[WHAT THIS TASK INVOLVES]:
Only the lines from the one containing "What data populates" to the end of the records should be given again, word for word and in full.

[THE RECORDS]:
+++

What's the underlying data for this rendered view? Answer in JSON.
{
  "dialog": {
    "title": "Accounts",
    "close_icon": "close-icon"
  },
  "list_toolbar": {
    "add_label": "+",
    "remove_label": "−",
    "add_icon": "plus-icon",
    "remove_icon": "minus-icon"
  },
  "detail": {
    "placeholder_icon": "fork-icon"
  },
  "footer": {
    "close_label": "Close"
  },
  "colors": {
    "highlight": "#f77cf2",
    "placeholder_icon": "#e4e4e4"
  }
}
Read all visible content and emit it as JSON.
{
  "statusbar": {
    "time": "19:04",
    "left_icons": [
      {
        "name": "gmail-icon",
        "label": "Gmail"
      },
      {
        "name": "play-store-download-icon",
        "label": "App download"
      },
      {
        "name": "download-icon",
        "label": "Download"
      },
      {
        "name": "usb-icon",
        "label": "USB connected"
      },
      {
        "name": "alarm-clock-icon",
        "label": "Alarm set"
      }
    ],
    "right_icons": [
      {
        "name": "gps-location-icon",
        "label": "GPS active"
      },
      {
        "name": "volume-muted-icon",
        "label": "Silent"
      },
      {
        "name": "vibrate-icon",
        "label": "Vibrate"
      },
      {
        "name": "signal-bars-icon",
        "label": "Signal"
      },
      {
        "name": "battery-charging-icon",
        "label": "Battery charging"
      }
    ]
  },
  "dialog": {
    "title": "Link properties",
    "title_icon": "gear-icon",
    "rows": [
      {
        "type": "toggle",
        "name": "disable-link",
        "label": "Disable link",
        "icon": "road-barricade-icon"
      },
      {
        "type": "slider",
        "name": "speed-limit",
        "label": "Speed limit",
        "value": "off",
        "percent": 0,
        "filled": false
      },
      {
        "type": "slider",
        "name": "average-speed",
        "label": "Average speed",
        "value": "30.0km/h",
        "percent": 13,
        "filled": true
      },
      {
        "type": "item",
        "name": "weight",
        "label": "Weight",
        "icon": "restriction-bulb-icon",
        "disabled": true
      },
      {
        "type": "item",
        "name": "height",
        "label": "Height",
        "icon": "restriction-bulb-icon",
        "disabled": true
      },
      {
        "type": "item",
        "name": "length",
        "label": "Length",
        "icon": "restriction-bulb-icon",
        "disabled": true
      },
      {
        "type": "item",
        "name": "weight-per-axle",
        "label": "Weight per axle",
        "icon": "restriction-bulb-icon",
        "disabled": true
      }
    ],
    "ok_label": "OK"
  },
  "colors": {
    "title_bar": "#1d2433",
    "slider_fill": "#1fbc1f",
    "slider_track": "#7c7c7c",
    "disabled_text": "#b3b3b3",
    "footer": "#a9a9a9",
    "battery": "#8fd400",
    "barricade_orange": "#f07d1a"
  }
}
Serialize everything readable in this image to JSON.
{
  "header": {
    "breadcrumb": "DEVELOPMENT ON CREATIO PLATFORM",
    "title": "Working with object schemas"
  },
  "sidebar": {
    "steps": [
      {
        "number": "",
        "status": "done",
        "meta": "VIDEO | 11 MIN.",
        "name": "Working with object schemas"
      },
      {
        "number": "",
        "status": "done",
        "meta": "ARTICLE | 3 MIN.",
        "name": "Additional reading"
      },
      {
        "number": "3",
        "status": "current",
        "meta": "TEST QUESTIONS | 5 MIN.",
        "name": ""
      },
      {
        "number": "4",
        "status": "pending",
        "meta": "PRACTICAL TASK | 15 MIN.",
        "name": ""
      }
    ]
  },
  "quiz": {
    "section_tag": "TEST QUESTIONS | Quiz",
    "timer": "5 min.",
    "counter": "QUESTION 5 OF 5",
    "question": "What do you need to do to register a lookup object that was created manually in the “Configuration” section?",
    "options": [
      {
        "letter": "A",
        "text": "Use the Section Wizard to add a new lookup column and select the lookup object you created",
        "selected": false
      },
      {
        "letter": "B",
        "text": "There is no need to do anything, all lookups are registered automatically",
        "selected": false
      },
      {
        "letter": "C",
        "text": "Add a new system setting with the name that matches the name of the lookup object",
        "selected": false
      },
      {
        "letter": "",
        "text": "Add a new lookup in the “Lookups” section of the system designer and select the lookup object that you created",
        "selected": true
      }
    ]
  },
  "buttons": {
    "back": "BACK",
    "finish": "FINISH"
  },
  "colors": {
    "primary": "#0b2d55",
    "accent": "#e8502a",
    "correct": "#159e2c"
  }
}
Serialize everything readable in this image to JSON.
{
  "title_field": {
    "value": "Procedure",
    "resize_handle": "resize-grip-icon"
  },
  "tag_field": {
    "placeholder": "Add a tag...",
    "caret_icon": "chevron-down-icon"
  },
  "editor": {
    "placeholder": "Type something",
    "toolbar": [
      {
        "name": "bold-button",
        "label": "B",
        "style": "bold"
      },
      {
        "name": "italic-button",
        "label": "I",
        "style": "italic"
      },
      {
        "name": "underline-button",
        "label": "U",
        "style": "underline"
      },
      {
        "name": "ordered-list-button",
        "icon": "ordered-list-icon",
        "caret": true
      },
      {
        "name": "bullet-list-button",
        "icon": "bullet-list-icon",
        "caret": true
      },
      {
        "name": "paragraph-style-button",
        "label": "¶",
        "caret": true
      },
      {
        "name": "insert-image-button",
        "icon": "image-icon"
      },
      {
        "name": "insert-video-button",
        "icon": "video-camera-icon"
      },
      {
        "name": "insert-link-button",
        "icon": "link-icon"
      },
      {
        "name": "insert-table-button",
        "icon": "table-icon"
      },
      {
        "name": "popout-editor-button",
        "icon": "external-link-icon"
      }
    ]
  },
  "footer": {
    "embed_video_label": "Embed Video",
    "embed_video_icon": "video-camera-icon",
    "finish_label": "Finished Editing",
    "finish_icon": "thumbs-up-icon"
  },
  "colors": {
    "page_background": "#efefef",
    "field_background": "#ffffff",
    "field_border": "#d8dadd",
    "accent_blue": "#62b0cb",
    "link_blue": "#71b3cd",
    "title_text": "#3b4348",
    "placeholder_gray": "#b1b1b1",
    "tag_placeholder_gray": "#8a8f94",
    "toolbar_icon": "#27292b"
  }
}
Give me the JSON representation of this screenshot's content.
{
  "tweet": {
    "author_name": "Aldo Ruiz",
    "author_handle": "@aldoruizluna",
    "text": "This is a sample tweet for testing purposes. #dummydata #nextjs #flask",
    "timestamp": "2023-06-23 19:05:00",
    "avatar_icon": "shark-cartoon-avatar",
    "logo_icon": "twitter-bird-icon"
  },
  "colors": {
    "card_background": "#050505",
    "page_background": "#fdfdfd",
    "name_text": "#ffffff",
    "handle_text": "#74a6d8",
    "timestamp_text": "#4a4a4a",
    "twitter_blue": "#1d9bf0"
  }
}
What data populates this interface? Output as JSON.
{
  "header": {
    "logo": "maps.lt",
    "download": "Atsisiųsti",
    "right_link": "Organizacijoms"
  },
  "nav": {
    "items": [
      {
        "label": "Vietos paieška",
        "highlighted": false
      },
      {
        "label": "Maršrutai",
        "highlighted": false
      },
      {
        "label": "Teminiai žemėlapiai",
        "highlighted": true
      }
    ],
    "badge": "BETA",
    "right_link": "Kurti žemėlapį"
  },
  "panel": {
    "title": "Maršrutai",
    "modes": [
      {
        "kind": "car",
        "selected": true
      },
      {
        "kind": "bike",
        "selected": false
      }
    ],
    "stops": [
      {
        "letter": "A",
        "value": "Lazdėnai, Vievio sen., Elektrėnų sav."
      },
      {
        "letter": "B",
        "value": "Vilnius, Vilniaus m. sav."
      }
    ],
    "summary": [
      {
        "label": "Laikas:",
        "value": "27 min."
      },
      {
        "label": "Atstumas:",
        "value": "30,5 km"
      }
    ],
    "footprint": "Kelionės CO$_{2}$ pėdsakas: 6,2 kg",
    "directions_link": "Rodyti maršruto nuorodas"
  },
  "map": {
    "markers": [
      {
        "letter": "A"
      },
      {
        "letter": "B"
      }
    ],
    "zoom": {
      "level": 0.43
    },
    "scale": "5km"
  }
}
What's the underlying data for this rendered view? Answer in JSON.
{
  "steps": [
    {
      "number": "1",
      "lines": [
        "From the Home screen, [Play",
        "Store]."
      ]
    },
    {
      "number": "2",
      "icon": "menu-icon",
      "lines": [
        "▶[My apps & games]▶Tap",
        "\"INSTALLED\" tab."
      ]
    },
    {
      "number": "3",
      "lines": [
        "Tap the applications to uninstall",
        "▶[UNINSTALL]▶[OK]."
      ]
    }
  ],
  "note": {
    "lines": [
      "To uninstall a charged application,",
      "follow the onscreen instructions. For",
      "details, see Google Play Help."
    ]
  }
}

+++

[OUTPUT OF THE EXERCISE]:
What data populates this interface? Output as JSON.
{
  "header": {
    "logo": "maps.lt",
    "download": "Atsisiųsti",
    "right_link": "Organizacijoms"
  },
  "nav": {
    "items": [
      {
        "label": "Vietos paieška",
        "highlighted": false
      },
      {
        "label": "Maršrutai",
        "highlighted": false
      },
      {
        "label": "Teminiai žemėlapiai",
        "highlighted": true
      }
    ],
    "badge": "BETA",
    "right_link": "Kurti žemėlapį"
  },
  "panel": {
    "title": "Maršrutai",
    "modes": [
      {
        "kind": "car",
        "selected": true
      },
      {
        "kind": "bike",
        "selected": false
      }
    ],
    "stops": [
      {
        "letter": "A",
        "value": "Lazdėnai, Vievio sen., Elektrėnų sav."
      },
      {
        "letter": "B",
        "value": "Vilnius, Vilniaus m. sav."
      }
    ],
    "summary": [
      {
        "label": "Laikas:",
        "value": "27 min."
      },
      {
        "label": "Atstumas:",
        "value": "30,5 km"
      }
    ],
    "footprint": "Kelionės CO$_{2}$ pėdsakas: 6,2 kg",
    "directions_link": "Rodyti maršruto nuorodas"
  },
  "map": {
    "markers": [
      {
        "letter": "A"
      },
      {
        "letter": "B"
      }
    ],
    "zoom": {
      "level": 0.43
    },
    "scale": "5km"
  }
}
What's the underlying data for this rendered view? Answer in JSON.
{
  "steps": [
    {
      "number": "1",
      "lines": [
        "From the Home screen, [Play",
        "Store]."
      ]
    },
    {
      "number": "2",
      "icon": "menu-icon",
      "lines": [
        "▶[My apps & games]▶Tap",
        "\"INSTALLED\" tab."
      ]
    },
    {
      "number": "3",
      "lines": [
        "Tap the applications to uninstall",
        "▶[UNINSTALL]▶[OK]."
      ]
    }
  ],
  "note": {
    "lines": [
      "To uninstall a charged application,",
      "follow the onscreen instructions. For",
      "details, see Google Play Help."
    ]
  }
}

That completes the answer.